***** Data extract *****

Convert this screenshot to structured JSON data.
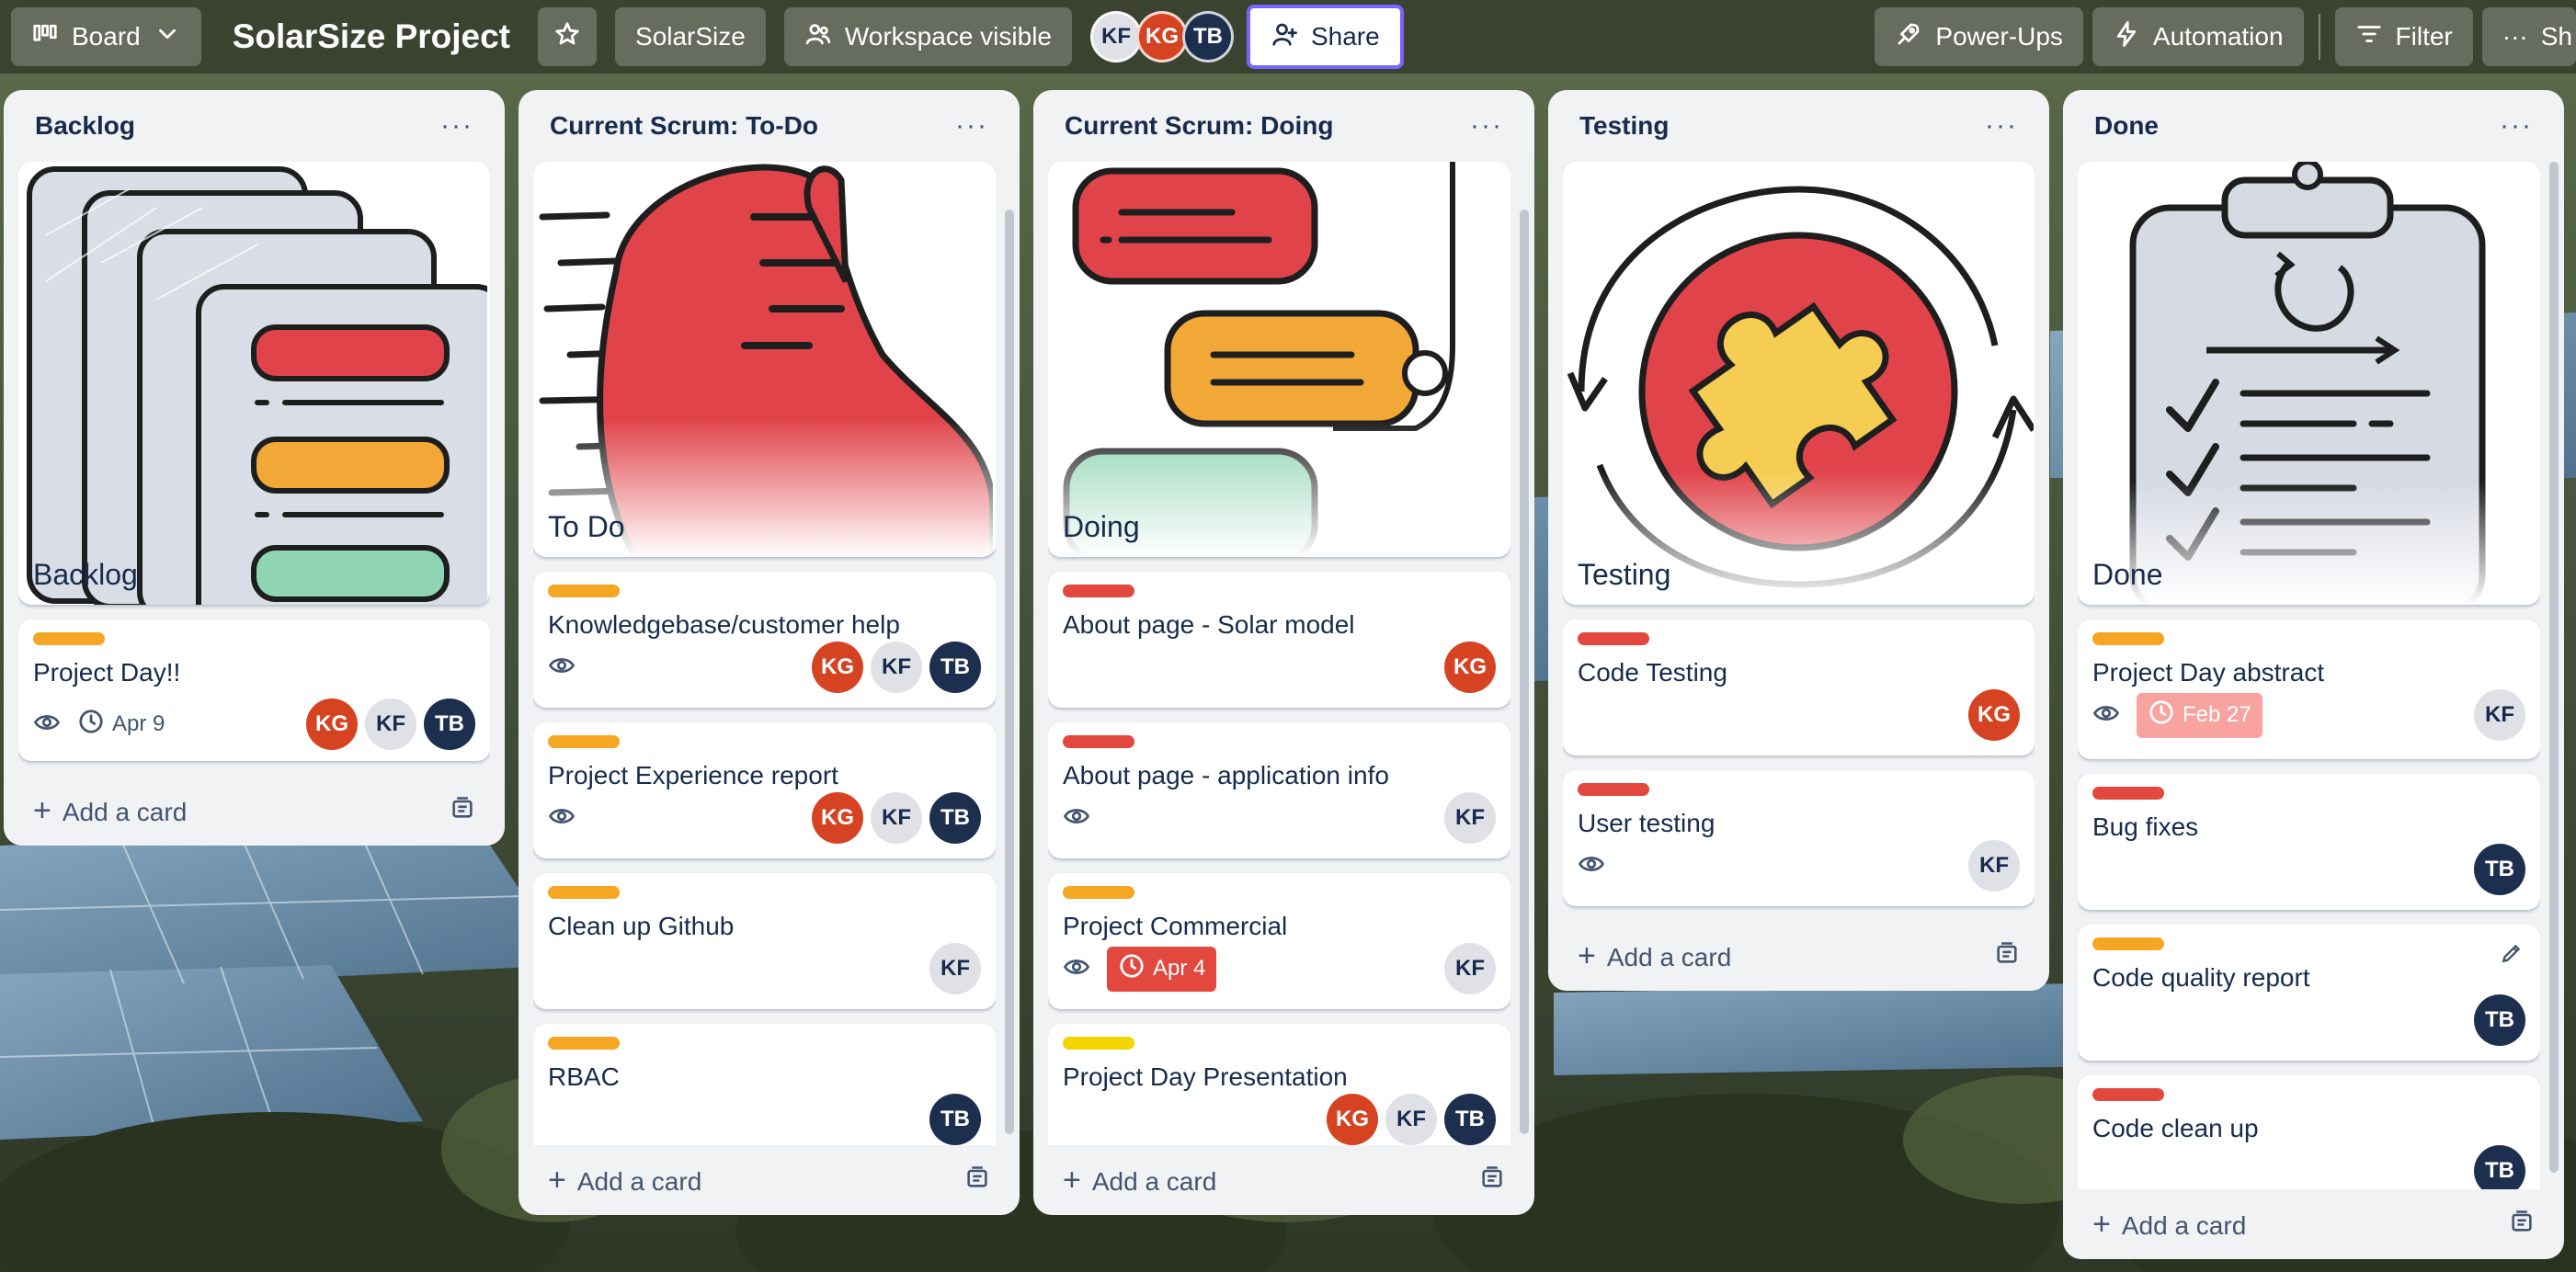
{
  "topbar": {
    "view_label": "Board",
    "board_title": "SolarSize Project",
    "workspace_label": "SolarSize",
    "visibility_label": "Workspace visible",
    "members": [
      "KF",
      "KG",
      "TB"
    ],
    "share_label": "Share",
    "powerups_label": "Power-Ups",
    "automation_label": "Automation",
    "filter_label": "Filter",
    "overflow_label": "Sh"
  },
  "colors": {
    "label_orange": "#f5a623",
    "label_red": "#e2483d",
    "label_yellow": "#f2d600",
    "avatar_kg": "#d64322",
    "avatar_kf": "#dfe1e6",
    "avatar_tb": "#1d2f4e",
    "share_border": "#7b61ff"
  },
  "lists": [
    {
      "title": "Backlog",
      "cover_title": "Backlog",
      "add_label": "Add a card",
      "cards": [
        {
          "title": "Project Day!!",
          "label": "orange",
          "watch": true,
          "date": "Apr 9",
          "members": [
            "KG",
            "KF",
            "TB"
          ]
        }
      ]
    },
    {
      "title": "Current Scrum: To-Do",
      "cover_title": "To Do",
      "add_label": "Add a card",
      "cards": [
        {
          "title": "Knowledgebase/customer help",
          "label": "orange",
          "watch": true,
          "members": [
            "KG",
            "KF",
            "TB"
          ]
        },
        {
          "title": "Project Experience report",
          "label": "orange",
          "watch": true,
          "members": [
            "KG",
            "KF",
            "TB"
          ]
        },
        {
          "title": "Clean up Github",
          "label": "orange",
          "members": [
            "KF"
          ]
        },
        {
          "title": "RBAC",
          "label": "orange",
          "members": [
            "TB"
          ]
        }
      ]
    },
    {
      "title": "Current Scrum: Doing",
      "cover_title": "Doing",
      "add_label": "Add a card",
      "cards": [
        {
          "title": "About page - Solar model",
          "label": "red",
          "members": [
            "KG"
          ]
        },
        {
          "title": "About page - application info",
          "label": "red",
          "watch": true,
          "members": [
            "KF"
          ]
        },
        {
          "title": "Project Commercial",
          "label": "orange",
          "watch": true,
          "due": "Apr 4",
          "members": [
            "KF"
          ]
        },
        {
          "title": "Project Day Presentation",
          "label": "yellow",
          "members": [
            "KG",
            "KF",
            "TB"
          ]
        }
      ]
    },
    {
      "title": "Testing",
      "cover_title": "Testing",
      "add_label": "Add a card",
      "cards": [
        {
          "title": "Code Testing",
          "label": "red",
          "members": [
            "KG"
          ]
        },
        {
          "title": "User testing",
          "label": "red",
          "watch": true,
          "members": [
            "KF"
          ]
        }
      ]
    },
    {
      "title": "Done",
      "cover_title": "Done",
      "add_label": "Add a card",
      "cards": [
        {
          "title": "Project Day abstract",
          "label": "orange",
          "watch": true,
          "due_done": "Feb 27",
          "members": [
            "KF"
          ]
        },
        {
          "title": "Bug fixes",
          "label": "red",
          "members": [
            "TB"
          ]
        },
        {
          "title": "Code quality report",
          "label": "orange",
          "members": [
            "TB"
          ]
        },
        {
          "title": "Code clean up",
          "label": "red",
          "members": [
            "TB"
          ]
        }
      ]
    }
  ]
}
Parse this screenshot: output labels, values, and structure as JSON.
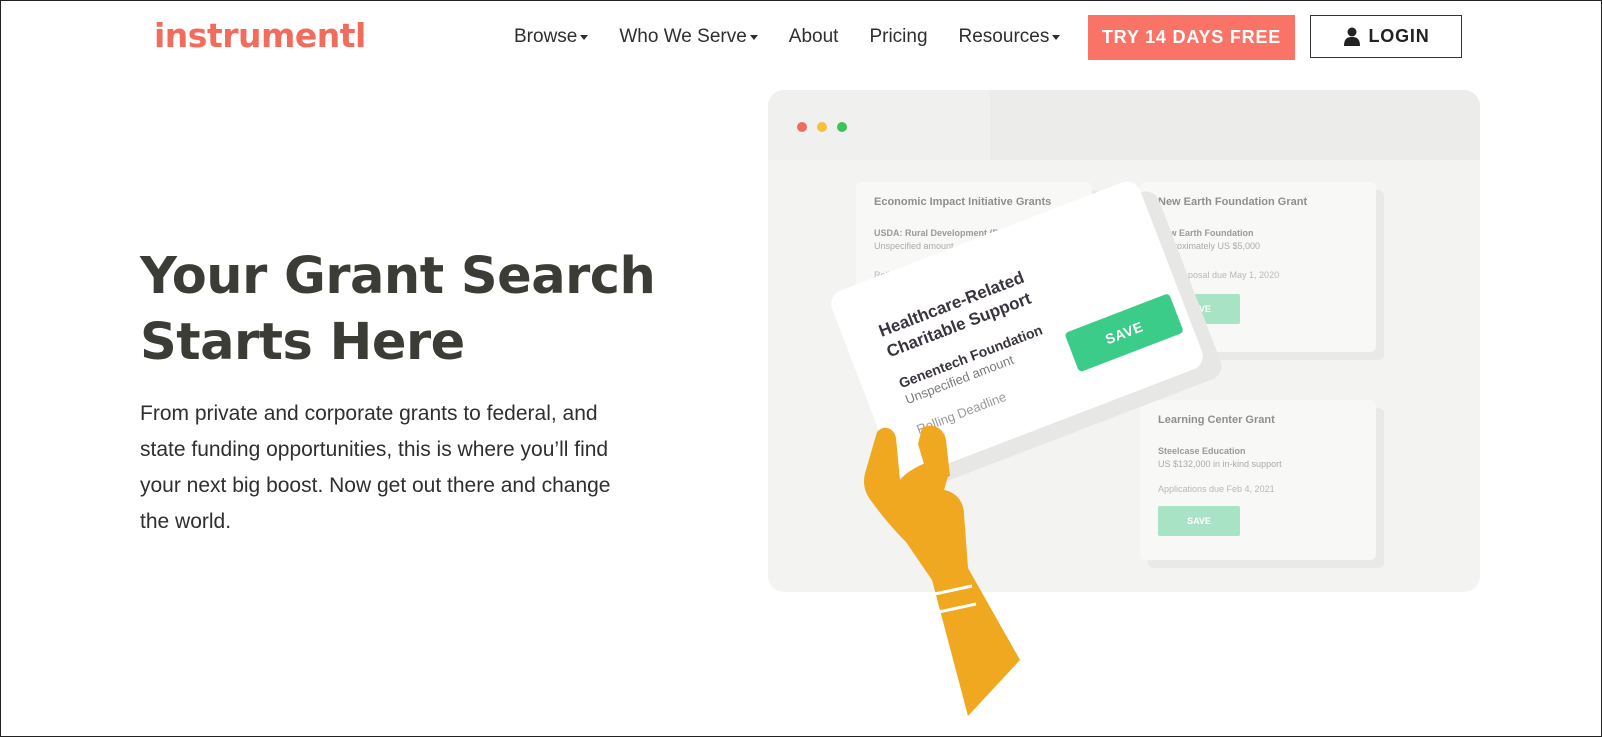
{
  "header": {
    "logo_text": "instrumentl",
    "nav": [
      {
        "label": "Browse",
        "has_dropdown": true
      },
      {
        "label": "Who We Serve",
        "has_dropdown": true
      },
      {
        "label": "About",
        "has_dropdown": false
      },
      {
        "label": "Pricing",
        "has_dropdown": false
      },
      {
        "label": "Resources",
        "has_dropdown": true
      }
    ],
    "trial_button": "TRY 14 DAYS FREE",
    "login_button": "LOGIN"
  },
  "hero": {
    "title": "Your Grant Search Starts Here",
    "body": "From private and corporate grants to federal, and state funding opportunities, this is where you’ll find your next big boost. Now get out there and change the world."
  },
  "illustration": {
    "cards": [
      {
        "title": "Economic Impact Initiative Grants",
        "funder": "USDA: Rural Development (RD)",
        "amount": "Unspecified amount",
        "deadline": "Rolling Deadline",
        "save_label": ""
      },
      {
        "title": "New Earth Foundation Grant",
        "funder": "New Earth Foundation",
        "amount": "Approximately US $5,000",
        "deadline": "Full proposal due May 1, 2020",
        "save_label": "SAVE"
      },
      {
        "title": "Learning Center Grant",
        "funder": "Steelcase Education",
        "amount": "US $132,000 in in-kind support",
        "deadline": "Applications due Feb 4, 2021",
        "save_label": "SAVE"
      }
    ],
    "featured": {
      "title": "Healthcare-Related Charitable Support",
      "funder": "Genentech Foundation",
      "amount": "Unspecified amount",
      "deadline": "Rolling Deadline",
      "save_label": "SAVE"
    }
  },
  "colors": {
    "brand": "#f26c5d",
    "trial_button": "#f97467",
    "save_green": "#3ccc8a",
    "hand": "#f0a820"
  }
}
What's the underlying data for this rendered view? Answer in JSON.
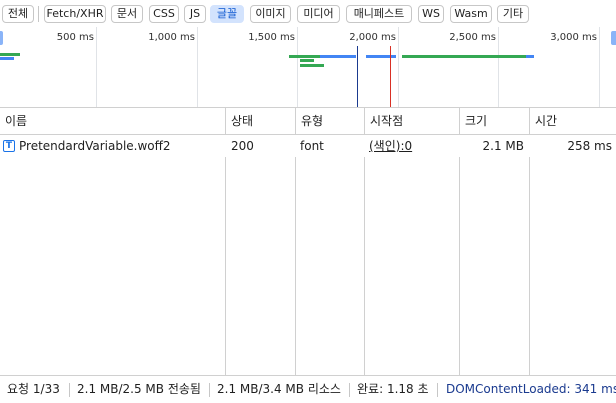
{
  "filters": {
    "all": "전체",
    "fetch_xhr": "Fetch/XHR",
    "doc": "문서",
    "css": "CSS",
    "js": "JS",
    "font": "글꼴",
    "img": "이미지",
    "media": "미디어",
    "manifest": "매니페스트",
    "ws": "WS",
    "wasm": "Wasm",
    "other": "기타",
    "active": "font"
  },
  "overview": {
    "ticks": [
      "500 ms",
      "1,000 ms",
      "1,500 ms",
      "2,000 ms",
      "2,500 ms",
      "3,000 ms"
    ],
    "colors": {
      "grid": "#e0e3e7",
      "dom_content_loaded": "#1a3a8f",
      "load": "#d93025",
      "bar_green": "#34a853",
      "bar_blue": "#4285f4"
    }
  },
  "table": {
    "headers": {
      "name": "이름",
      "status": "상태",
      "type": "유형",
      "initiator": "시작점",
      "size": "크기",
      "time": "시간"
    },
    "rows": [
      {
        "icon": "font-file-icon",
        "icon_glyph": "T",
        "name": "PretendardVariable.woff2",
        "status": "200",
        "type": "font",
        "initiator": "(색인):0",
        "size": "2.1 MB",
        "time": "258 ms"
      }
    ]
  },
  "statusbar": {
    "requests": "요청 1/33",
    "transferred": "2.1 MB/2.5 MB 전송됨",
    "resources": "2.1 MB/3.4 MB 리소스",
    "finish": "완료: 1.18 초",
    "dom_content_loaded": "DOMContentLoaded: 341 ms",
    "dom_color": "#1a3a8f"
  }
}
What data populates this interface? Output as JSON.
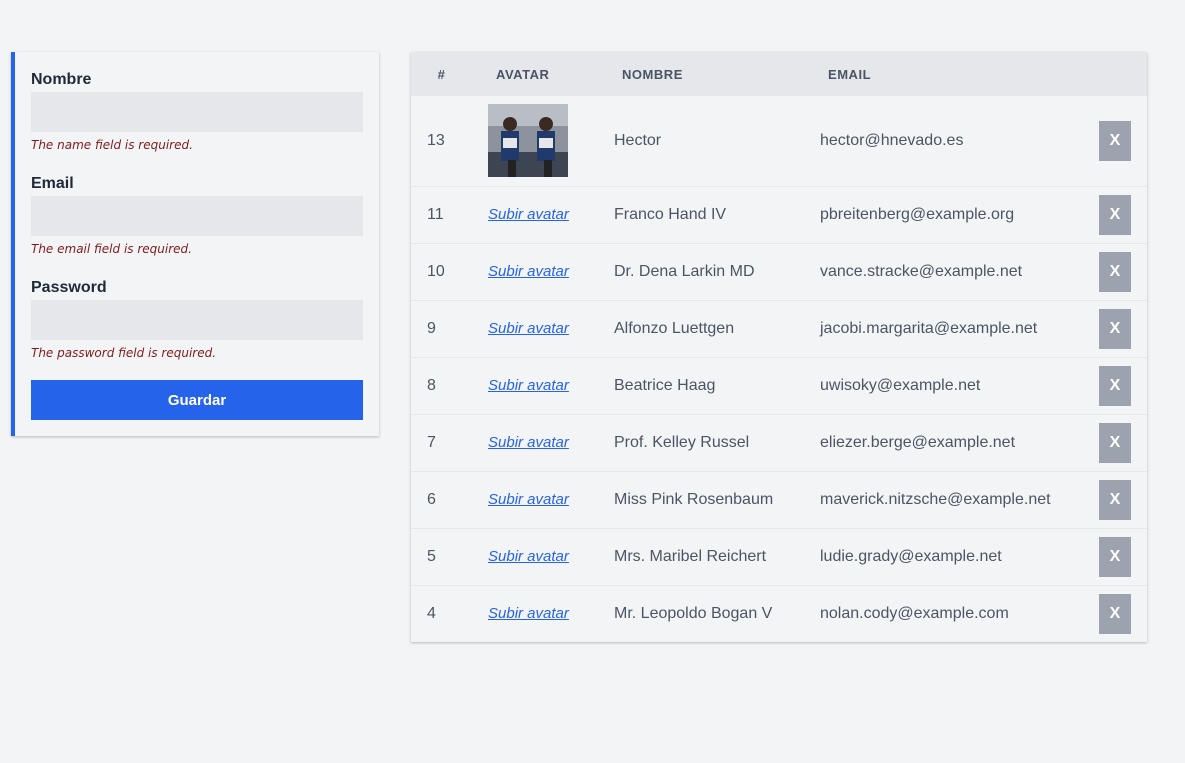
{
  "form": {
    "name_label": "Nombre",
    "name_value": "",
    "name_error": "The name field is required.",
    "email_label": "Email",
    "email_value": "",
    "email_error": "The email field is required.",
    "password_label": "Password",
    "password_value": "",
    "password_error": "The password field is required.",
    "save_label": "Guardar"
  },
  "table": {
    "headers": {
      "id": "#",
      "avatar": "AVATAR",
      "name": "NOMBRE",
      "email": "EMAIL"
    },
    "upload_label": "Subir avatar",
    "delete_label": "X",
    "rows": [
      {
        "id": "13",
        "has_avatar": true,
        "name": "Hector",
        "email": "hector@hnevado.es"
      },
      {
        "id": "11",
        "has_avatar": false,
        "name": "Franco Hand IV",
        "email": "pbreitenberg@example.org"
      },
      {
        "id": "10",
        "has_avatar": false,
        "name": "Dr. Dena Larkin MD",
        "email": "vance.stracke@example.net"
      },
      {
        "id": "9",
        "has_avatar": false,
        "name": "Alfonzo Luettgen",
        "email": "jacobi.margarita@example.net"
      },
      {
        "id": "8",
        "has_avatar": false,
        "name": "Beatrice Haag",
        "email": "uwisoky@example.net"
      },
      {
        "id": "7",
        "has_avatar": false,
        "name": "Prof. Kelley Russel",
        "email": "eliezer.berge@example.net"
      },
      {
        "id": "6",
        "has_avatar": false,
        "name": "Miss Pink Rosenbaum",
        "email": "maverick.nitzsche@example.net"
      },
      {
        "id": "5",
        "has_avatar": false,
        "name": "Mrs. Maribel Reichert",
        "email": "ludie.grady@example.net"
      },
      {
        "id": "4",
        "has_avatar": false,
        "name": "Mr. Leopoldo Bogan V",
        "email": "nolan.cody@example.com"
      }
    ]
  }
}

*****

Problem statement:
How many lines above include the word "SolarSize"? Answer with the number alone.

Solution to this task:
2